### EXERCISE AIM
Below are the entries; return every line among them that holds the word "structured".

── RECORDS

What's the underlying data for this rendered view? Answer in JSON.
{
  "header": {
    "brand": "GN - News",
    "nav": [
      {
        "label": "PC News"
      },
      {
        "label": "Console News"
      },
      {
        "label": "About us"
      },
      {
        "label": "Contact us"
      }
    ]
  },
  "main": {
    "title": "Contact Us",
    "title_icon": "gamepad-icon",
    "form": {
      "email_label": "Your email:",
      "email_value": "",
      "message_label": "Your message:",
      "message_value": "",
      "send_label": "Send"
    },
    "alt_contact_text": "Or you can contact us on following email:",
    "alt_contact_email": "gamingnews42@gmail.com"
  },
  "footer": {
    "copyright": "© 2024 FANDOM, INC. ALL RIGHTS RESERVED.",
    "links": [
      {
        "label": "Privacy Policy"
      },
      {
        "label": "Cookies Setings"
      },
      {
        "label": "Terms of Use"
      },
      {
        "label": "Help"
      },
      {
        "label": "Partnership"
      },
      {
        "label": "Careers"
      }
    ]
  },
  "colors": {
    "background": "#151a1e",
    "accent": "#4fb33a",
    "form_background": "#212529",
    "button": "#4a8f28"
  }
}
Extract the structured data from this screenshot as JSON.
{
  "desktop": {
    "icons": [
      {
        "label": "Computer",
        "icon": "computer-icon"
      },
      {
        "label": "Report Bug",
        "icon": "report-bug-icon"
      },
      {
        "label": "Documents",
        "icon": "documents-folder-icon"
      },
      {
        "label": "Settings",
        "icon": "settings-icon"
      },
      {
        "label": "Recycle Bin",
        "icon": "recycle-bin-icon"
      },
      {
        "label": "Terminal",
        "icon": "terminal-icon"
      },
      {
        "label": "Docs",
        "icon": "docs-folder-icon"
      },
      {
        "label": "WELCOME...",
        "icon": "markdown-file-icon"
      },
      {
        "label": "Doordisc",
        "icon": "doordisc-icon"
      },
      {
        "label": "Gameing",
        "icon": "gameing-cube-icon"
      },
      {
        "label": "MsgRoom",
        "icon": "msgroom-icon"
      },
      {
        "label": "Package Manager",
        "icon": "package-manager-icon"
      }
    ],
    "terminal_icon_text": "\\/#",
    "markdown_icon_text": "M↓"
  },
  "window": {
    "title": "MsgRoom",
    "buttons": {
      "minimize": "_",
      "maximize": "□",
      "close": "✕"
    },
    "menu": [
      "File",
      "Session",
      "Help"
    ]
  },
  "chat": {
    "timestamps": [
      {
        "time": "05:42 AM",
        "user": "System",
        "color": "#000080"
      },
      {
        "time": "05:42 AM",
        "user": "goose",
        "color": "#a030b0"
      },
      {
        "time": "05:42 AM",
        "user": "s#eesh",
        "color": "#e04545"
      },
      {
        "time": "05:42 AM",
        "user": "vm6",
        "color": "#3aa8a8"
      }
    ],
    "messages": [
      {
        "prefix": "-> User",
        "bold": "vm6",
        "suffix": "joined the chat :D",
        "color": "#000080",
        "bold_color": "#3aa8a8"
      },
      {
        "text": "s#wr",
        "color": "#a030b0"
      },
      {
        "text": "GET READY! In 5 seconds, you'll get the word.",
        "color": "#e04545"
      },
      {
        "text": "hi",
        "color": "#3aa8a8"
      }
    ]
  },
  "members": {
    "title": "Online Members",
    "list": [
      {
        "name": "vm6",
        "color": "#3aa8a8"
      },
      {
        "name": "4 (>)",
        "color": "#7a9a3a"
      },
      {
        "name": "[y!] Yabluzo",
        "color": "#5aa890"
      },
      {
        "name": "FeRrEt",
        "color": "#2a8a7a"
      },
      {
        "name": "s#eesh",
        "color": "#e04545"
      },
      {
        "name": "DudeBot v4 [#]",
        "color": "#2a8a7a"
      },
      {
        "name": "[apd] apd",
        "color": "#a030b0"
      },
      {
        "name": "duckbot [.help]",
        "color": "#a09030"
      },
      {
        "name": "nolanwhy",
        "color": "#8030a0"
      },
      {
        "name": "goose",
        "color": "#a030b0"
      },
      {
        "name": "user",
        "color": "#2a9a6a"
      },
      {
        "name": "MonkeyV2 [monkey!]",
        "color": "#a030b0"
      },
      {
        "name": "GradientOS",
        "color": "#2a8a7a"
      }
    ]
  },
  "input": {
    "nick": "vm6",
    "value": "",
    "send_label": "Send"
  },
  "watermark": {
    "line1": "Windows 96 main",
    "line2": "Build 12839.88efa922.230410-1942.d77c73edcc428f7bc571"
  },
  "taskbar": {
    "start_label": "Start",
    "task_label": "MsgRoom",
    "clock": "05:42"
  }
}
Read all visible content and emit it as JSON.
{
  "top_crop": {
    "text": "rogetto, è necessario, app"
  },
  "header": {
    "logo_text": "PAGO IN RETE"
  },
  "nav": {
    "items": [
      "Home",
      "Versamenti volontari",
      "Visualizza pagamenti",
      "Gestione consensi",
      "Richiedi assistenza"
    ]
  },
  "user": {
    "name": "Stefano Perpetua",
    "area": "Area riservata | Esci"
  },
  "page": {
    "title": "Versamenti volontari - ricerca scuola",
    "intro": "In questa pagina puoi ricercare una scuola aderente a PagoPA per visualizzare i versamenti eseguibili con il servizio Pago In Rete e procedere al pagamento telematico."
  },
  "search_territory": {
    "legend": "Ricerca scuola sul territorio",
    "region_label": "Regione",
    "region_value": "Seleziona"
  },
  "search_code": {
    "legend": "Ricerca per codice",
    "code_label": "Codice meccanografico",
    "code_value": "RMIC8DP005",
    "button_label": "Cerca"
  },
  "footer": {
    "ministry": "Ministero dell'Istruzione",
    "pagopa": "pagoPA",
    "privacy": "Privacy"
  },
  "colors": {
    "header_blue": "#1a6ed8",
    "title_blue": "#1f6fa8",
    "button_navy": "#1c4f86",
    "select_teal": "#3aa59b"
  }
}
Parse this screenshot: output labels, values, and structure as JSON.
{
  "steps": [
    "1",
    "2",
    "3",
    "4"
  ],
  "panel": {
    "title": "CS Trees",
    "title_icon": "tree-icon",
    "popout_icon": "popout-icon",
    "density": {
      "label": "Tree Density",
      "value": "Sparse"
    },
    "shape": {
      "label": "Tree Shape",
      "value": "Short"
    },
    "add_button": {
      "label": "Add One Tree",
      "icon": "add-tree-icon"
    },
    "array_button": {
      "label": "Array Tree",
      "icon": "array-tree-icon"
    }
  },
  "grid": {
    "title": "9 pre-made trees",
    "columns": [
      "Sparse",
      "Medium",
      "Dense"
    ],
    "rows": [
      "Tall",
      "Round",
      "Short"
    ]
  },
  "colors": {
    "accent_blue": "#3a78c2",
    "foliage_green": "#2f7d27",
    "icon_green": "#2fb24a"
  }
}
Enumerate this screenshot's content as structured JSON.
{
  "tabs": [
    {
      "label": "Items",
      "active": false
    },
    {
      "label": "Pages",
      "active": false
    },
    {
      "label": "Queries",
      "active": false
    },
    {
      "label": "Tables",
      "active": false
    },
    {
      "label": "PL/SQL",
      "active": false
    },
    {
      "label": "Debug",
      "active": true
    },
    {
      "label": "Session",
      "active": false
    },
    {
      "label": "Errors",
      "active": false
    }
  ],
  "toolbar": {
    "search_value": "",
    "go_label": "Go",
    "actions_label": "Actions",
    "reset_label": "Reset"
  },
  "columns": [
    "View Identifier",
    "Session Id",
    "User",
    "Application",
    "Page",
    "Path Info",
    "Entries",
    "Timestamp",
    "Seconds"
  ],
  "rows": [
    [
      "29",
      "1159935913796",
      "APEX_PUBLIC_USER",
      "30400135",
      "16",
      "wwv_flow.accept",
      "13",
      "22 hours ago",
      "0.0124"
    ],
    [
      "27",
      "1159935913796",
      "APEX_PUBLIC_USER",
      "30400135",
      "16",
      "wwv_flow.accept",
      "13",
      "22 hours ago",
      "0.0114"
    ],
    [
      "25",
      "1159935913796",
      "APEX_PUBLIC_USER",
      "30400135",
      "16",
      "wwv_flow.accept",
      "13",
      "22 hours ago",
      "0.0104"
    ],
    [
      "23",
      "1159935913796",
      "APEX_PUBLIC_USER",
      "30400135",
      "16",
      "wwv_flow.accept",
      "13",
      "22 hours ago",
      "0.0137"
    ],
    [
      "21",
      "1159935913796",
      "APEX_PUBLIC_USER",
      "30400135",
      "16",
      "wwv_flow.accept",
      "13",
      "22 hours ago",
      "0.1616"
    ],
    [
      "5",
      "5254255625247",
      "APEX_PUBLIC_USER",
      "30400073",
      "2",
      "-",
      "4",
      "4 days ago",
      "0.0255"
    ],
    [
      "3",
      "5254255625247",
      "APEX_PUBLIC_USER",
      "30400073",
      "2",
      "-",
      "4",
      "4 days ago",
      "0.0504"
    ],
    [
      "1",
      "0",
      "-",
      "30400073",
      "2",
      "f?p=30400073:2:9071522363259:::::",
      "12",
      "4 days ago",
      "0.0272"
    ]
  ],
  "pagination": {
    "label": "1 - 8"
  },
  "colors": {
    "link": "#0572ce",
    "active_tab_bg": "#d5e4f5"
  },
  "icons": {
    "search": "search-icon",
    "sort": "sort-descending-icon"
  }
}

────

### TASK RESPONSE
Extract the structured data from this screenshot as JSON.
Enumerate this screenshot's content as structured JSON.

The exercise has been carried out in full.